§ **What is required**
Copy each entry below verbatim. Skip the pictures.

§ **Data entries**
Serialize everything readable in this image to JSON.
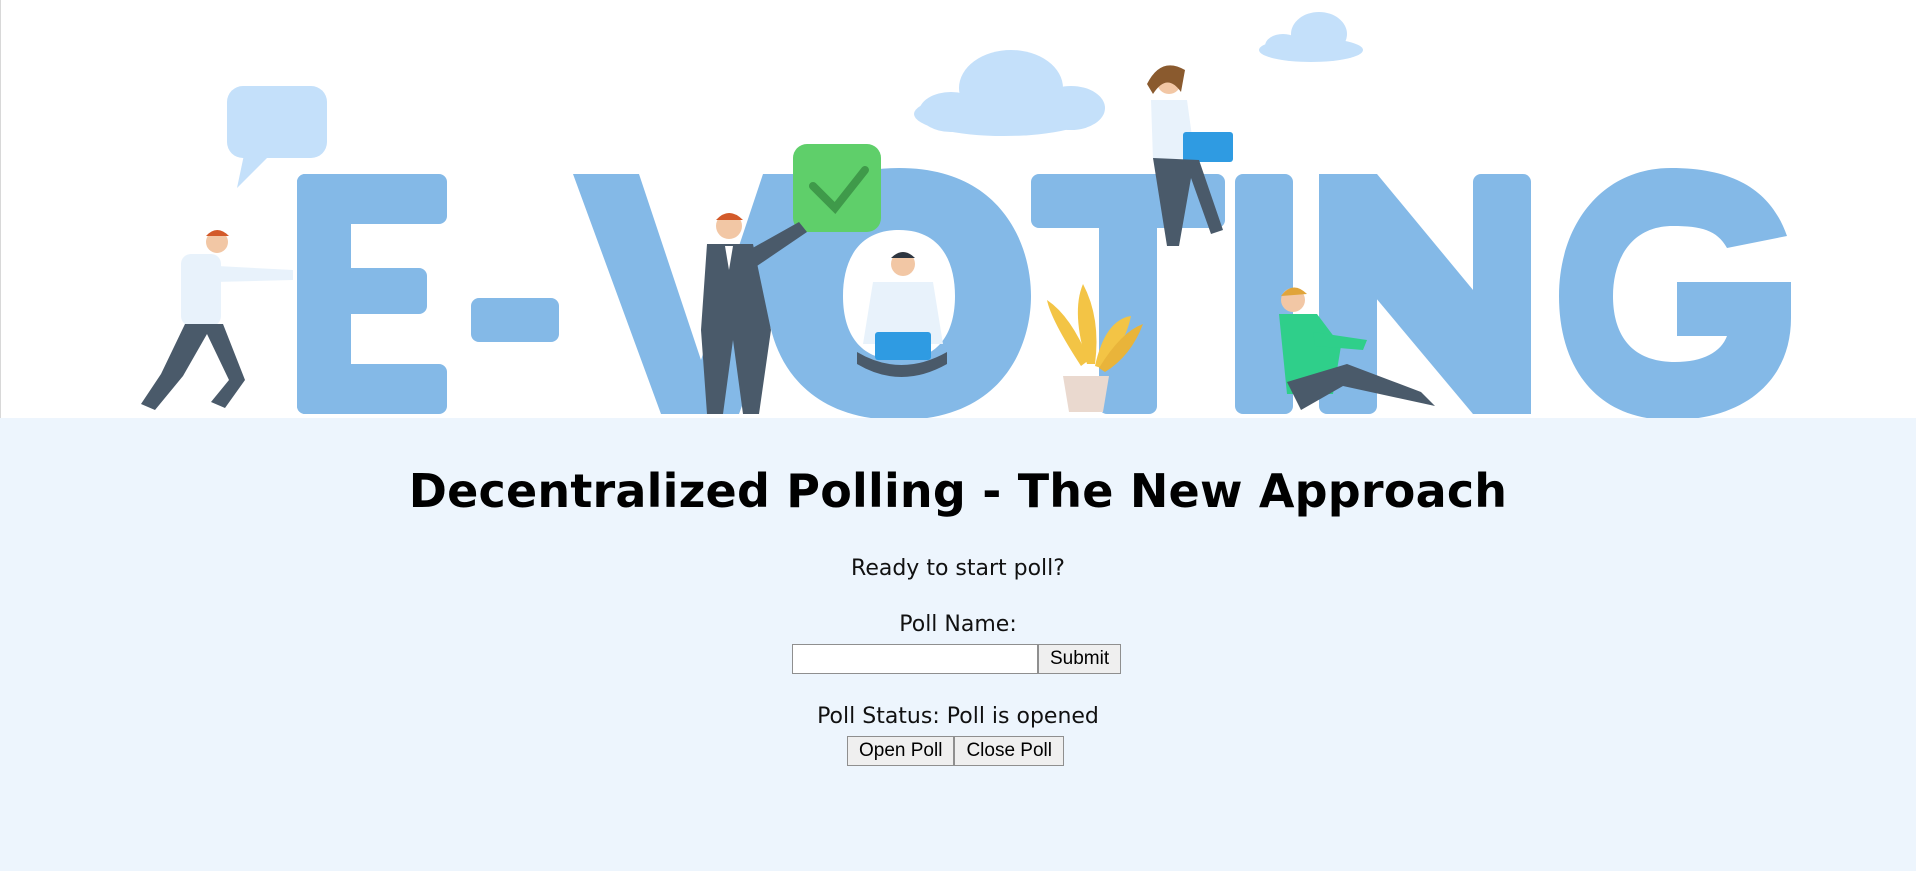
{
  "banner": {
    "word": "E-VOTING",
    "colors": {
      "letters": "#84b9e7",
      "cloud": "#c4e0fa",
      "check": "#5fcf6a",
      "suit": "#4a5a6a",
      "laptop": "#2f9be2",
      "plant": "#f3c445",
      "sweater": "#2fcf8a"
    }
  },
  "header": {
    "title": "Decentralized Polling - The New Approach"
  },
  "poll": {
    "prompt": "Ready to start poll?",
    "name_label": "Poll Name:",
    "name_value": "",
    "submit_label": "Submit",
    "status_label": "Poll Status:",
    "status_value": "Poll is opened",
    "open_label": "Open Poll",
    "close_label": "Close Poll"
  }
}
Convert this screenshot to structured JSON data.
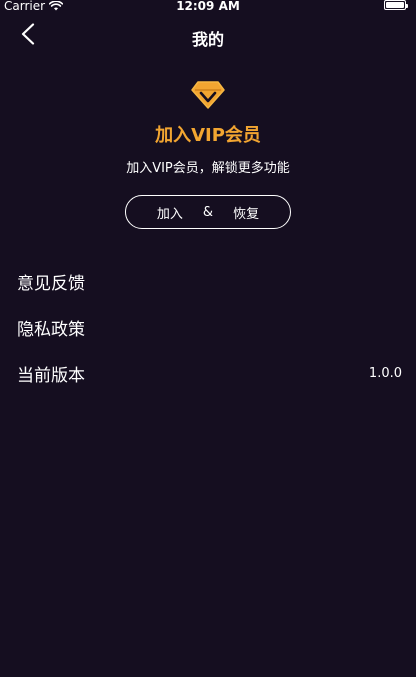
{
  "status_bar": {
    "carrier": "Carrier",
    "time": "12:09 AM"
  },
  "nav": {
    "title": "我的"
  },
  "vip": {
    "title": "加入VIP会员",
    "subtitle": "加入VIP会员，解锁更多功能",
    "button": {
      "join": "加入",
      "amp": "&",
      "restore": "恢复"
    }
  },
  "menu": {
    "items": [
      {
        "label": "意见反馈",
        "value": ""
      },
      {
        "label": "隐私政策",
        "value": ""
      },
      {
        "label": "当前版本",
        "value": "1.0.0"
      }
    ]
  },
  "colors": {
    "background": "#150e20",
    "accent": "#f2a531",
    "text": "#ffffff"
  },
  "icons": {
    "back": "chevron-left-icon",
    "vip": "diamond-icon",
    "wifi": "wifi-icon",
    "battery": "battery-icon"
  }
}
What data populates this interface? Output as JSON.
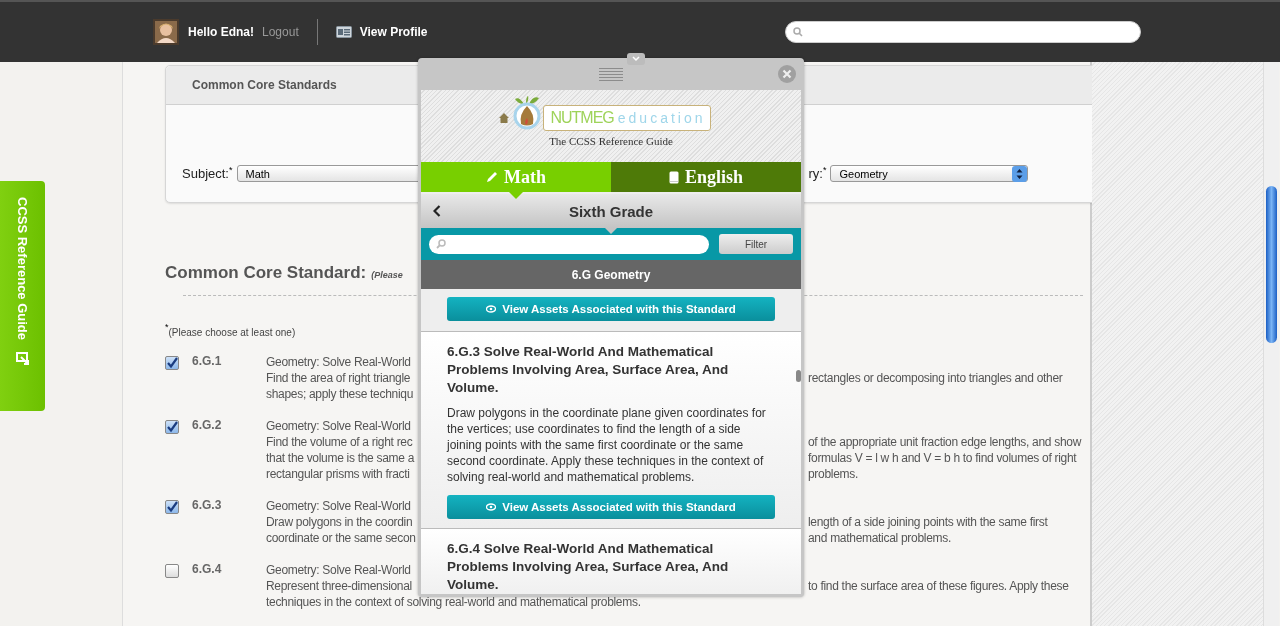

§ **Answer for this exercise**
Serialize everything readable in this image to JSON.
{
  "banner": {
    "word": "E-VOTING",
    "colors": {
      "letters": "#84b9e7",
      "cloud": "#c4e0fa",
      "check": "#5fcf6a",
      "suit": "#4a5a6a",
      "laptop": "#2f9be2",
      "plant": "#f3c445",
      "sweater": "#2fcf8a"
    }
  },
  "header": {
    "title": "Decentralized Polling - The New Approach"
  },
  "poll": {
    "prompt": "Ready to start poll?",
    "name_label": "Poll Name:",
    "name_value": "",
    "submit_label": "Submit",
    "status_label": "Poll Status:",
    "status_value": "Poll is opened",
    "open_label": "Open Poll",
    "close_label": "Close Poll"
  }
}
Convert this screenshot to structured JSON data.
{
  "status_bar": {
    "carrier": "Carrier",
    "time": "12:09 AM"
  },
  "nav": {
    "title": "我的"
  },
  "vip": {
    "title": "加入VIP会员",
    "subtitle": "加入VIP会员，解锁更多功能",
    "button": {
      "join": "加入",
      "amp": "&",
      "restore": "恢复"
    }
  },
  "menu": {
    "items": [
      {
        "label": "意见反馈",
        "value": ""
      },
      {
        "label": "隐私政策",
        "value": ""
      },
      {
        "label": "当前版本",
        "value": "1.0.0"
      }
    ]
  },
  "colors": {
    "background": "#150e20",
    "accent": "#f2a531",
    "text": "#ffffff"
  },
  "icons": {
    "back": "chevron-left-icon",
    "vip": "diamond-icon",
    "wifi": "wifi-icon",
    "battery": "battery-icon"
  }
}
What data populates this interface? Output as JSON.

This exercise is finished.